The poet Sappho from the Greek island of Lesbos was revered almost as much as Homer in classical antiquity. Plato called her the Tenth Muse and she appeared on coins and statues for centuries. She reportedly created at least 9 books worth of verse containing 500 poems, but sadly all that remains are about 200 fragments recovered in the late 1800s from a garbage dump in Oxyrynchus, Egypt.
Those fragments, however, have been influential, giving us Sapphic meter and inspiring generations of poets. Sappho’s keen poetic eye also made her a great skywatcher. And her sharp astronomical details have helped researchers narrow in on the dates of one of her poems.

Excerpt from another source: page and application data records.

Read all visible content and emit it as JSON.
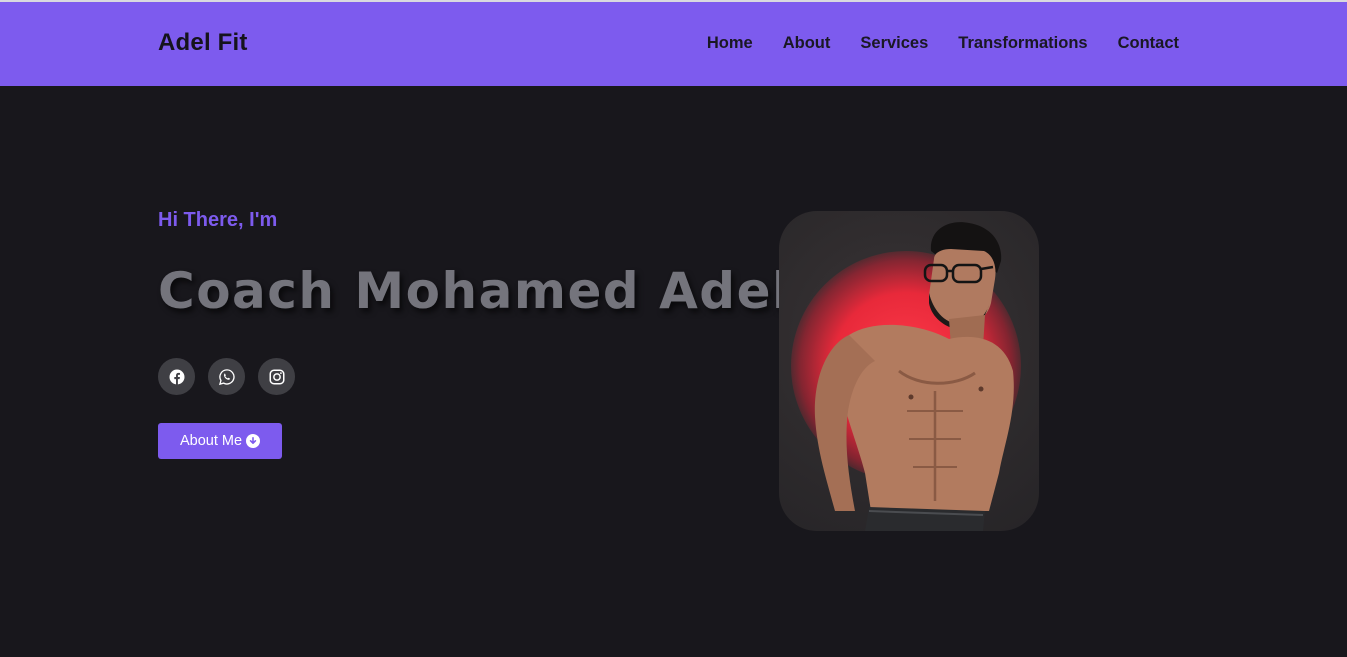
{
  "header": {
    "logo": "Adel Fit",
    "nav": [
      "Home",
      "About",
      "Services",
      "Transformations",
      "Contact"
    ]
  },
  "hero": {
    "greeting": "Hi There, I'm",
    "name": "Coach Mohamed Adel",
    "socials": [
      "facebook-icon",
      "whatsapp-icon",
      "instagram-icon"
    ],
    "button_label": "About Me",
    "button_icon": "arrow-down-circle-icon",
    "photo_alt": "coach-photo"
  },
  "colors": {
    "accent": "#7d5bee",
    "background": "#18171c",
    "name_text": "#74747c",
    "social_bg": "#3f3f44"
  }
}
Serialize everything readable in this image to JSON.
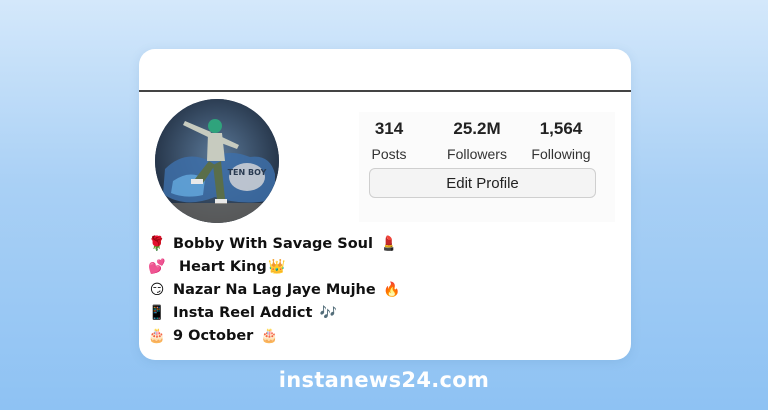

The study, published recently in the Journal of Astronomical History and Heritage, is based on a description from Sappho's “Midnight Poem” of the Pleides star cluster, the “Seven Sisters,” in the Taurus constellation.
The moon has set,

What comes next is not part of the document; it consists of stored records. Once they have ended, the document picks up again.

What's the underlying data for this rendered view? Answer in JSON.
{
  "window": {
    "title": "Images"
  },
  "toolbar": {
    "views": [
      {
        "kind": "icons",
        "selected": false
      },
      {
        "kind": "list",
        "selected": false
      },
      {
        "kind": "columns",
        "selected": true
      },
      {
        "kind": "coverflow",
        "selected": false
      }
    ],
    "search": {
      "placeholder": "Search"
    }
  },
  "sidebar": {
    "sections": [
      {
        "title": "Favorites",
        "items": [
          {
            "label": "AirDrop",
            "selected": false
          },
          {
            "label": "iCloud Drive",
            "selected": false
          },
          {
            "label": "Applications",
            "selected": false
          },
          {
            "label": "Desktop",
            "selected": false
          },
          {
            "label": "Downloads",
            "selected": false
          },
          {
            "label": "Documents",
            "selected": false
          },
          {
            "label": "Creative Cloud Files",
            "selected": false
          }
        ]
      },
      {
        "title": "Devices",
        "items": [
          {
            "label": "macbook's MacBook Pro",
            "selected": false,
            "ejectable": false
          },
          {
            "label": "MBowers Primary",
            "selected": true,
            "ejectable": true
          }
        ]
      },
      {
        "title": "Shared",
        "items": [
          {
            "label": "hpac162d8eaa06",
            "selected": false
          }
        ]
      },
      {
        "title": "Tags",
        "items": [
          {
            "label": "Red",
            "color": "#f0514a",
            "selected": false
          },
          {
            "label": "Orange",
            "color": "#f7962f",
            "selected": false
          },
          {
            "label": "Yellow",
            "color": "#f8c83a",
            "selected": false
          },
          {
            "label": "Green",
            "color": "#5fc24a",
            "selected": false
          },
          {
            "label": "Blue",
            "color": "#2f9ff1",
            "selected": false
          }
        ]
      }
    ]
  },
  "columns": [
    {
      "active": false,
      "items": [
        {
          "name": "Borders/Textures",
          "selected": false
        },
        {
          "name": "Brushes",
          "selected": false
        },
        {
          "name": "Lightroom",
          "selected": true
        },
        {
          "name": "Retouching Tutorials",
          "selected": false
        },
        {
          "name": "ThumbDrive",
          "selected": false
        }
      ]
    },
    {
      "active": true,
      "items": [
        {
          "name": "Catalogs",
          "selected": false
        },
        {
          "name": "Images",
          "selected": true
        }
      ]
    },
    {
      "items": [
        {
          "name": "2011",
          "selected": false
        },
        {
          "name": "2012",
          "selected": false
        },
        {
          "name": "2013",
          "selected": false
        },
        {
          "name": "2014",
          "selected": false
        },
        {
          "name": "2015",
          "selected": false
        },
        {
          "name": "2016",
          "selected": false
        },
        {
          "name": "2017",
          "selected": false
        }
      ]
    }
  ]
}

and the Pleiades;
it is midnight,
the time is going by,
and I sleep alone.
According to Michelle Starr at CNET, the researchers used software called Starry Night (version 7.3) and Digistar 5 from the International Planetarium Society to recreate the night sky as seen from the Greek island of Lesbos.
Since no one knows when "Midnight Poem" was written, the researchers chose to look at the stars from the year 570 B.C., which is believed to be the approximate date of her death. However, the authors caution that "altering this selected date by 20 years, or even as much as 40 years (depending on her actual date of birth), makes no appreciable difference to the outcome of our analysis."
Because the poem mentions the Pleides setting before midnight, the researchers were able to narrow down the date range to between January 25 and March 31 of that year, the times when the Pleides set at midnight or before and were visible from Lesbos.
Late winter and early spring is “a time frame that is not unusual for lyrics of an amorous nature,” the researchers say in their paper.
“Sappho should be considered an informal contributor to early Greek astronomy as well as to Greek society at large,” physics professor Manfred Cuntz from the University of Texas at Arlington and author of the study says in a statement. “Not many ancient poets comment on astronomical observations as clearly as she does.”
Though the results of the study are interesting, they are part of a developing science of forensic astronomy. Co-author Levent Gurdemir, director of the UT-Arlington Planetarium, points out in the press release that advanced tech is opening up new avenues of research.
“Use of Planetarium software permits us to simulate the night sky more accurately on any date, past or future, at any location,” he says. “This is an example of how we are opening up the Planetarium to research into disciplines beyond astronomy, including geosciences, biology, chemistry, art, literature, architecture, history and even medicine.”
Jennifer Oullette at Gizmodo writes that the research is in line with the work of Texas State University astronomer Donald Olson, who has used the descriptions of the stars to help find the location of Julius Caesar’s landing site in Britain and to analyze a meteor shower that inspired a poem by Walt Whitman. Last month, a researcher used a description in a medieval Arabic text to glean information about one of the biggest supernova’s ever seen from Earth.
Editor's Note May 17, 2016: This article has been updated to reflect the uncertainty in the dates for the poem's origins.